◆ **WHAT YOU HAVE TO DO**: Look through the material that follows and show every line with the string "false".

◆ **RECORDED INFORMATION**:
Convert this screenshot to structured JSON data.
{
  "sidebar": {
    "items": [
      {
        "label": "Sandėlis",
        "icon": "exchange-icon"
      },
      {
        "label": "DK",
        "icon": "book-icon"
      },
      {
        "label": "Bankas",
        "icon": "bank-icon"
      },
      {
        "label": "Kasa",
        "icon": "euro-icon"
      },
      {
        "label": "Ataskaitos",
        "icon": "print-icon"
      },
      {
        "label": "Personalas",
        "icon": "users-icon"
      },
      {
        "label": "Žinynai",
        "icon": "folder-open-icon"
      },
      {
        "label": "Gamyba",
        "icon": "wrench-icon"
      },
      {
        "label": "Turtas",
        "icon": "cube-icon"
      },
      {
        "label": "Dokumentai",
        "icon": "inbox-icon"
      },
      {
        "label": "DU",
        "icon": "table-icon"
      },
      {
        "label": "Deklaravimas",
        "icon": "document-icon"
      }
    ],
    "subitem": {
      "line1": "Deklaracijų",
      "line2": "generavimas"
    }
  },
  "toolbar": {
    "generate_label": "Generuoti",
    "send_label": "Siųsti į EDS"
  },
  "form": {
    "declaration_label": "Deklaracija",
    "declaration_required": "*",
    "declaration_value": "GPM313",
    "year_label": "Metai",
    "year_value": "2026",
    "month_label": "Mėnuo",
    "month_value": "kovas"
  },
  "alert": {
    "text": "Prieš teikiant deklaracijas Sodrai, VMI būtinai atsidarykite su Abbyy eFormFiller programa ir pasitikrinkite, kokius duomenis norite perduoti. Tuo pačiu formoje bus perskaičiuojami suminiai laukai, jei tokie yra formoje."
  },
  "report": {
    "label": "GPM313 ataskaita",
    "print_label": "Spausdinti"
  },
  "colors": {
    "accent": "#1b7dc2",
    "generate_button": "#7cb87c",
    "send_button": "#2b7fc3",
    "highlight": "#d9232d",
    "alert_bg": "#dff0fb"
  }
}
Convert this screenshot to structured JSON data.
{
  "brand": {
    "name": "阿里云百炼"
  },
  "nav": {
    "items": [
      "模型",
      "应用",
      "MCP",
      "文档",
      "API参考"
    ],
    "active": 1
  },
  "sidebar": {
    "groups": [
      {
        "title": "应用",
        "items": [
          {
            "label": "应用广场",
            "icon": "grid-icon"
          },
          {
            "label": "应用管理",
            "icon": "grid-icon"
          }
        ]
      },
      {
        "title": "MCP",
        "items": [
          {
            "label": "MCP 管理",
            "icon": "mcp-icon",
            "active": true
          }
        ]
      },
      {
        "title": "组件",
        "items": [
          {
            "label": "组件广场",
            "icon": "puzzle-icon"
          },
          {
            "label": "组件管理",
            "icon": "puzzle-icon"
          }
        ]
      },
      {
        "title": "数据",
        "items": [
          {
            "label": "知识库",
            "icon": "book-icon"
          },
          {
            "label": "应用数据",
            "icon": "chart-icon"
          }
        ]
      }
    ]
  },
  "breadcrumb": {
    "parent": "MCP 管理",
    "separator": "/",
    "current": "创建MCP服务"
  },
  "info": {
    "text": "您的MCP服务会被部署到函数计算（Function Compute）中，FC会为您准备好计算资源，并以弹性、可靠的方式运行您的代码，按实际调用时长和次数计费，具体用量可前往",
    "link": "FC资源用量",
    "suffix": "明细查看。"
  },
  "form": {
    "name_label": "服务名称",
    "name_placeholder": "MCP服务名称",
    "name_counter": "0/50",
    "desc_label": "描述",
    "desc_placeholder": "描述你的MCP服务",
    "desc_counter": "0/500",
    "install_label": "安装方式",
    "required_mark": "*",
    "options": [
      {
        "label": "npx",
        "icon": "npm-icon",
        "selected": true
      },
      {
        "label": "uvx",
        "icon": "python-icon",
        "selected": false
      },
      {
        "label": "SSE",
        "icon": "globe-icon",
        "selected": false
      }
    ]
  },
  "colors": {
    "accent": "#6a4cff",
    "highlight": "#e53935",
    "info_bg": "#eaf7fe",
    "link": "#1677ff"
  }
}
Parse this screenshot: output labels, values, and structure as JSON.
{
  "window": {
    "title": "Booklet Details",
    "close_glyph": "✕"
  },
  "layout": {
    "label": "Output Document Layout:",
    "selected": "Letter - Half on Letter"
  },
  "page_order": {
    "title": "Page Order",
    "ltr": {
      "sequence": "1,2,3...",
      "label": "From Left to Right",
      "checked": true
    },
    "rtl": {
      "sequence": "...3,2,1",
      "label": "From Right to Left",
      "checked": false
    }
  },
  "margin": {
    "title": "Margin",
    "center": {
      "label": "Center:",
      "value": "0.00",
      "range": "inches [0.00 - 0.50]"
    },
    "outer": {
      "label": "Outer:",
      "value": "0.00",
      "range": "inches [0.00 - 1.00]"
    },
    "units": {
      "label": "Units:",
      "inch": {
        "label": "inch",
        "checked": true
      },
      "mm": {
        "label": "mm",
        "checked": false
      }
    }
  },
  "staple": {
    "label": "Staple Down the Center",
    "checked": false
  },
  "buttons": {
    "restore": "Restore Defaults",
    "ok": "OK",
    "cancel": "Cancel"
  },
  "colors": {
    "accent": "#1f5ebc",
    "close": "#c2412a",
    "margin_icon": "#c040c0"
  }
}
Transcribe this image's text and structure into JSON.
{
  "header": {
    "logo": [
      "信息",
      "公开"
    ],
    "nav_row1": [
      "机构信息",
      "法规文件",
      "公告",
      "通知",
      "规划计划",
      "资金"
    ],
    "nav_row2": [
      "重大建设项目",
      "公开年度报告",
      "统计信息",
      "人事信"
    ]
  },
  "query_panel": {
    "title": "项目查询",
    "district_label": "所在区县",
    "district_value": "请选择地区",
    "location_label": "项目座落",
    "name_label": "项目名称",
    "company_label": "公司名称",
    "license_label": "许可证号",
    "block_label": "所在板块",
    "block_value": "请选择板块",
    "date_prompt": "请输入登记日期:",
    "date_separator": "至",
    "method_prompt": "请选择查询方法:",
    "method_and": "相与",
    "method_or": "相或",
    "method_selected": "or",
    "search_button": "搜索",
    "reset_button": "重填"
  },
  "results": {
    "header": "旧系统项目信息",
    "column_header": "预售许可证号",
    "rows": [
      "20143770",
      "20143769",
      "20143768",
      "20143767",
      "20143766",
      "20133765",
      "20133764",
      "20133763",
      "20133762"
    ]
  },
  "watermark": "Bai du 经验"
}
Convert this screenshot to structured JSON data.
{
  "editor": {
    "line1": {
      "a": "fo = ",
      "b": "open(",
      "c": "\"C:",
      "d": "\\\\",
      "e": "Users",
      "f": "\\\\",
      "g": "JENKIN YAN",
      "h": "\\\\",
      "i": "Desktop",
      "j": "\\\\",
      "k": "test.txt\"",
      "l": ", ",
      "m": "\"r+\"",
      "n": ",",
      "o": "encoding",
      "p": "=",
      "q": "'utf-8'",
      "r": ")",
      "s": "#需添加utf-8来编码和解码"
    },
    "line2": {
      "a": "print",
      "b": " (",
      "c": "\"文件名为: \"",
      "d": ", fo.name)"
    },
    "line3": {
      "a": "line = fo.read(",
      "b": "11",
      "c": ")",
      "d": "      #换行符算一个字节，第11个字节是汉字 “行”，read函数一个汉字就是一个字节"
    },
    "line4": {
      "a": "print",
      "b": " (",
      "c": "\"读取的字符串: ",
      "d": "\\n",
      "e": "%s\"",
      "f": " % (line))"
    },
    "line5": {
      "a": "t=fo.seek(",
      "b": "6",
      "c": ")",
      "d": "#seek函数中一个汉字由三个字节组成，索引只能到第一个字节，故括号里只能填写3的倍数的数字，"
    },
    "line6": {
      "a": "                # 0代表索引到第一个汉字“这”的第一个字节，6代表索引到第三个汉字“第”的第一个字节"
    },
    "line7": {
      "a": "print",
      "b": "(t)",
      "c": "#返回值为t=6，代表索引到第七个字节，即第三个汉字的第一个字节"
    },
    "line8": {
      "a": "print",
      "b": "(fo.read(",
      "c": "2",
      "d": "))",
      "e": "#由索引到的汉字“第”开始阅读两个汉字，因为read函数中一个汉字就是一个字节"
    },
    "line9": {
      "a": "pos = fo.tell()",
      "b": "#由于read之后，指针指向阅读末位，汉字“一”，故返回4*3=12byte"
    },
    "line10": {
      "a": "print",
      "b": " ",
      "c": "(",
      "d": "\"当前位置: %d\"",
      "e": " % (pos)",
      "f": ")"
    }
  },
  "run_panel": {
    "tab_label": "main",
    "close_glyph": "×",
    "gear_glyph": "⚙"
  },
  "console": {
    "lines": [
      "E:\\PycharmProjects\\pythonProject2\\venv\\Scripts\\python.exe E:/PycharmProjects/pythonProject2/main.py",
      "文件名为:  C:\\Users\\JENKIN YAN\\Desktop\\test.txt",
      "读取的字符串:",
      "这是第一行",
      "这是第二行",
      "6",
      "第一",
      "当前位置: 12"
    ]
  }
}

◆ **SOLUTION TO THE PROBLEM**:
        "selected": false
        "selected": false
      "checked": false
        "checked": false
    "checked": false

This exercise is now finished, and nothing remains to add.